Rather than present evidence to explain the need for the Executive Order, the Government has taken the position that we must not review its decision at all. We disagree.
This sort of feels like the legal equivalent of a cold, hard burn.
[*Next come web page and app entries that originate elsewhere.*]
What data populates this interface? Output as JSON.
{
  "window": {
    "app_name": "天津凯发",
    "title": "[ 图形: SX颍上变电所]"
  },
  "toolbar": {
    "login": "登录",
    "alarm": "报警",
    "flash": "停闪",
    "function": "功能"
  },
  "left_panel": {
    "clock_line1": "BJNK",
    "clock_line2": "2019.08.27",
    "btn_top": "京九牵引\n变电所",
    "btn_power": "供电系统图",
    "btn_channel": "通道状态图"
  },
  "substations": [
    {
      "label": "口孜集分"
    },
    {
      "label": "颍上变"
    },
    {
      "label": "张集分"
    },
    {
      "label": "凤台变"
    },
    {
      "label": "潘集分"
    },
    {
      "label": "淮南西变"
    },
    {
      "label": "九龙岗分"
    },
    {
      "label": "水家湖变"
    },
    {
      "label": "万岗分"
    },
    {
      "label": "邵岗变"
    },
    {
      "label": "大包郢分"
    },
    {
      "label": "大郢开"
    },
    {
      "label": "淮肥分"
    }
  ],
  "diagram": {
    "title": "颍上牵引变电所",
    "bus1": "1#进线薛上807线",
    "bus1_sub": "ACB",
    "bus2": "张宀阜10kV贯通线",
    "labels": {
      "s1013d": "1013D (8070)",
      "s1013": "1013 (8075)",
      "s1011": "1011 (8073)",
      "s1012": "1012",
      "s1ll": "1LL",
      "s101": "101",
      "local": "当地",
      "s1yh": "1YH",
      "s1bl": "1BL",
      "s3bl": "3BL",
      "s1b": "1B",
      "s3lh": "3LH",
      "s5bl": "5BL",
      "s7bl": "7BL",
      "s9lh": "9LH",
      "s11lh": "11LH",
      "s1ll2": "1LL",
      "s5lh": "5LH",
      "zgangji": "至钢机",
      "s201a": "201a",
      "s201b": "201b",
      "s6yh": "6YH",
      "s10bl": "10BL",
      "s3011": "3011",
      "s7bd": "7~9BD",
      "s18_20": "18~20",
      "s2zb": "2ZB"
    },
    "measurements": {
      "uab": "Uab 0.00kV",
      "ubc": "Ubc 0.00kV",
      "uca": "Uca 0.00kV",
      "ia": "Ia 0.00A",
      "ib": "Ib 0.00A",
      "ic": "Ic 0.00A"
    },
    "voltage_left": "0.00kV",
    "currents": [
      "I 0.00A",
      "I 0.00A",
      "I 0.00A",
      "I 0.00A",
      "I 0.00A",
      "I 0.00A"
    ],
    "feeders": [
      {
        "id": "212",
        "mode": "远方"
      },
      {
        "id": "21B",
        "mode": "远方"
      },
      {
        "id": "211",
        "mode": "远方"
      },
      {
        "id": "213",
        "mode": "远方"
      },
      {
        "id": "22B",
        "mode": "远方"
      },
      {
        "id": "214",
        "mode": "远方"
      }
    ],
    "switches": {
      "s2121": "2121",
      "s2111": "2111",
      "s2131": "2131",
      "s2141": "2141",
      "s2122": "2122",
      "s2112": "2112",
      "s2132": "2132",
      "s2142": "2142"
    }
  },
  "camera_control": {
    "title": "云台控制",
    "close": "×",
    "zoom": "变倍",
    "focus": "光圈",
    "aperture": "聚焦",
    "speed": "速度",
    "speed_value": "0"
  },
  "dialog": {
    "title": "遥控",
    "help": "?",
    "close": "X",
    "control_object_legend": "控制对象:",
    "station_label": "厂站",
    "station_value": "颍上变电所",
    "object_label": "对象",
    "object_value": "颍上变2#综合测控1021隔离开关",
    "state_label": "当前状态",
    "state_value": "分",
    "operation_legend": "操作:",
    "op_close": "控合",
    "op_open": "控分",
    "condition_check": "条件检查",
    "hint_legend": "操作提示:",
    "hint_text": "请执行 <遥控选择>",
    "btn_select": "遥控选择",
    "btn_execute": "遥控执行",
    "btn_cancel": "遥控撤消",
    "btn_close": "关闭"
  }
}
The judges called Trump's team out for not presenting evidence to support the travel ban, and they straight-up said they disagreed.
No Terrorist Attacks
The Government has pointed to no evidence that any alien from any of the countries named in the Order has perpetrated a terrorist attack in the United States.
There isn't any evidence that immigrants from the seven countries in question committed terrorist attacks on U.S. soil because they didn't. It's that simple.
The Government has not shown that the Executive Order provides what due process requires, such as notice and a hearing prior to restricting an individual’s ability to travel.
Seeing as due process is one of the rights protected by the Bill of Rights, it's a problem that Trump's executive order didn't provide for it. Especially since the Bill of Rights technically applies to all people in the United States, even non-citizens.
We'll have to see how Trump and his team decide to pursue reinstating the travel ban, but given the reasons outlined in the court's ruling, it seems like they'll have to come up with some better evidence the next time around.